> Your task
Look for the string "more" in the material below. Copy every line where you find it.

★ ★ ★ ★ ★ ★ ★

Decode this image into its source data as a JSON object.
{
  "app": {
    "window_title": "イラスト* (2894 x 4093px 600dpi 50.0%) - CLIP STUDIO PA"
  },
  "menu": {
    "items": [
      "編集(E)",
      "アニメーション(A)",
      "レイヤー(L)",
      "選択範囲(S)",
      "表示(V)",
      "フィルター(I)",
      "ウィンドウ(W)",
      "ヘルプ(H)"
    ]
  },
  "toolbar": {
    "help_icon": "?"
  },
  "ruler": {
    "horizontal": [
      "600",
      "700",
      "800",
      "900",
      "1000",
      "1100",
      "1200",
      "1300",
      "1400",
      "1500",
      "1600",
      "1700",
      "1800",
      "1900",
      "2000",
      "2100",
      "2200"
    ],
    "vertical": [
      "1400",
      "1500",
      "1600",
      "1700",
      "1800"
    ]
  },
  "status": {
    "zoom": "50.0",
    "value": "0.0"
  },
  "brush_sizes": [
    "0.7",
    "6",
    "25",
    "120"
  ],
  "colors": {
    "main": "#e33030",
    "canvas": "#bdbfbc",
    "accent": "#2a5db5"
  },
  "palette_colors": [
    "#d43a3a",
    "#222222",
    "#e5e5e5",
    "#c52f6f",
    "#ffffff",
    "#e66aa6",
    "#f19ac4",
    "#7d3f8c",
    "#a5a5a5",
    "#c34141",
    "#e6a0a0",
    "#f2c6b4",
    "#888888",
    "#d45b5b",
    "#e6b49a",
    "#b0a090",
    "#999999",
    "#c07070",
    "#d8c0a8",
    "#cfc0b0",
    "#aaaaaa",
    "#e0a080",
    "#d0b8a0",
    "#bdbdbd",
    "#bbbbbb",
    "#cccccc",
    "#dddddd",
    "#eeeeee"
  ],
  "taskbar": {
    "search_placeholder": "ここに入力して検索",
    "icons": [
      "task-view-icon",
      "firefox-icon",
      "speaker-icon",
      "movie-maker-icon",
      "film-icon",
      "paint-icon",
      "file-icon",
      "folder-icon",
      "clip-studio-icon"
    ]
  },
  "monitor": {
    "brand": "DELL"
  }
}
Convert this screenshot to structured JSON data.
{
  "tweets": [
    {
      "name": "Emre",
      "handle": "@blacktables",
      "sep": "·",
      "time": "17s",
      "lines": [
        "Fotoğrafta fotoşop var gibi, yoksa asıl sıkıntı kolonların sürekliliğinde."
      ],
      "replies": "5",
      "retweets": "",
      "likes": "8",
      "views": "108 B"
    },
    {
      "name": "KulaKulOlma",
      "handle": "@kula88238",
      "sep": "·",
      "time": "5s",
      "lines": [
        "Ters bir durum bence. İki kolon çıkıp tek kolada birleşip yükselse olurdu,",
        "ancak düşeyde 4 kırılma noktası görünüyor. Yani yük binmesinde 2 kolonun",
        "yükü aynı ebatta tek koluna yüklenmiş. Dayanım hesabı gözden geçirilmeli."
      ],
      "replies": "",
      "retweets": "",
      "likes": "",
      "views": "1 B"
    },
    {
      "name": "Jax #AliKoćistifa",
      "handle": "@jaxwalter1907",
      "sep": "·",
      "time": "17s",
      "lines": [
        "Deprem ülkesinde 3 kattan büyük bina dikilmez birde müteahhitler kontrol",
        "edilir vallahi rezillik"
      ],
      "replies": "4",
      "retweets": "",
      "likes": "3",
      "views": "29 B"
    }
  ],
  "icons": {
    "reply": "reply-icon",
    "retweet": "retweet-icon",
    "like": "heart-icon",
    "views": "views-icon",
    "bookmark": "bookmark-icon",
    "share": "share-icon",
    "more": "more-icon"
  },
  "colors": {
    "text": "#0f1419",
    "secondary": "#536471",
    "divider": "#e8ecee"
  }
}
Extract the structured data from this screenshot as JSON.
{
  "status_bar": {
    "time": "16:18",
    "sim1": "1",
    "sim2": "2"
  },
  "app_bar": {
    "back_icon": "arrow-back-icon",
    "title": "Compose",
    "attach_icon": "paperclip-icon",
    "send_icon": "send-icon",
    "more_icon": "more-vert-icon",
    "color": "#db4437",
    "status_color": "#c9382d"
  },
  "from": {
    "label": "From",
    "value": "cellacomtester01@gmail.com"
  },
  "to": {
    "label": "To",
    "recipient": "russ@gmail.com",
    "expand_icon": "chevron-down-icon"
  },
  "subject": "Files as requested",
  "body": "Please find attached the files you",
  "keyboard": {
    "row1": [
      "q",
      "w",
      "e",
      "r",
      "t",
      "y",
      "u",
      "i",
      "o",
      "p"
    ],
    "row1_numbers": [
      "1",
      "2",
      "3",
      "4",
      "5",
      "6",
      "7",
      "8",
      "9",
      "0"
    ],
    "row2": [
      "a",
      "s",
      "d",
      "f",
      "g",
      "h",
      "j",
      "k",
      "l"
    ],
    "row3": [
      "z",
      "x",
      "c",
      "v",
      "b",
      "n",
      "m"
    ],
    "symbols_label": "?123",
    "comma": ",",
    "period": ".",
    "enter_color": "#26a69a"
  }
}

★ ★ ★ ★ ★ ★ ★

> Answer
    "more": "more-icon"
    "more_icon": "more-vert-icon",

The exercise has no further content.